YOUR ASSIGNMENT: Copy out all of the data below with no alterations.

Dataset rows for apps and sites
↓
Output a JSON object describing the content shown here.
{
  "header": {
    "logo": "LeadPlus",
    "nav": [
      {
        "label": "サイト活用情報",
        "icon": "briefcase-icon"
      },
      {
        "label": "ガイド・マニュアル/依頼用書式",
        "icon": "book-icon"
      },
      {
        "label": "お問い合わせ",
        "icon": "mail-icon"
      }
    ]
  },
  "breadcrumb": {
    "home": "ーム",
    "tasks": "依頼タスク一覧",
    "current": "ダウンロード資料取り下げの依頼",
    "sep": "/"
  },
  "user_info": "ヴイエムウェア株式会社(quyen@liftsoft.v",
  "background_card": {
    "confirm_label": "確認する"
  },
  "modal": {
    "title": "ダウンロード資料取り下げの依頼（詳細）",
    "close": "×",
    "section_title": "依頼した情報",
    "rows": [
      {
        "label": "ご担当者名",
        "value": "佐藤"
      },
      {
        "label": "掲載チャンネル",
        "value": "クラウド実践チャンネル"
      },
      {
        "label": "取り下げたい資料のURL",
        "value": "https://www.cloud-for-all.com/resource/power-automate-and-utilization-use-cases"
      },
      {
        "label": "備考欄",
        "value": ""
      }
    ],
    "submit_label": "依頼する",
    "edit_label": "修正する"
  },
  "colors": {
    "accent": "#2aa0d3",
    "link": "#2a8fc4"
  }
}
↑
TASK SOLUTION:
Output a JSON object describing the content shown here.
{
  "header": {
    "logo": "LeadPlus",
    "nav": [
      {
        "label": "サイト活用情報",
        "icon": "briefcase-icon"
      },
      {
        "label": "ガイド・マニュアル/依頼用書式",
        "icon": "book-icon"
      },
      {
        "label": "お問い合わせ",
        "icon": "mail-icon"
      }
    ]
  },
  "breadcrumb": {
    "home": "ーム",
    "tasks": "依頼タスク一覧",
    "current": "ダウンロード資料取り下げの依頼",
    "sep": "/"
  },
  "user_info": "ヴイエムウェア株式会社(quyen@liftsoft.v",
  "background_card": {
    "confirm_label": "確認する"
  },
  "modal": {
    "title": "ダウンロード資料取り下げの依頼（詳細）",
    "close": "×",
    "section_title": "依頼した情報",
    "rows": [
      {
        "label": "ご担当者名",
        "value": "佐藤"
      },
      {
        "label": "掲載チャンネル",
        "value": "クラウド実践チャンネル"
      },
      {
        "label": "取り下げたい資料のURL",
        "value": "https://www.cloud-for-all.com/resource/power-automate-and-utilization-use-cases"
      },
      {
        "label": "備考欄",
        "value": ""
      }
    ],
    "submit_label": "依頼する",
    "edit_label": "修正する"
  },
  "colors": {
    "accent": "#2aa0d3",
    "link": "#2a8fc4"
  }
}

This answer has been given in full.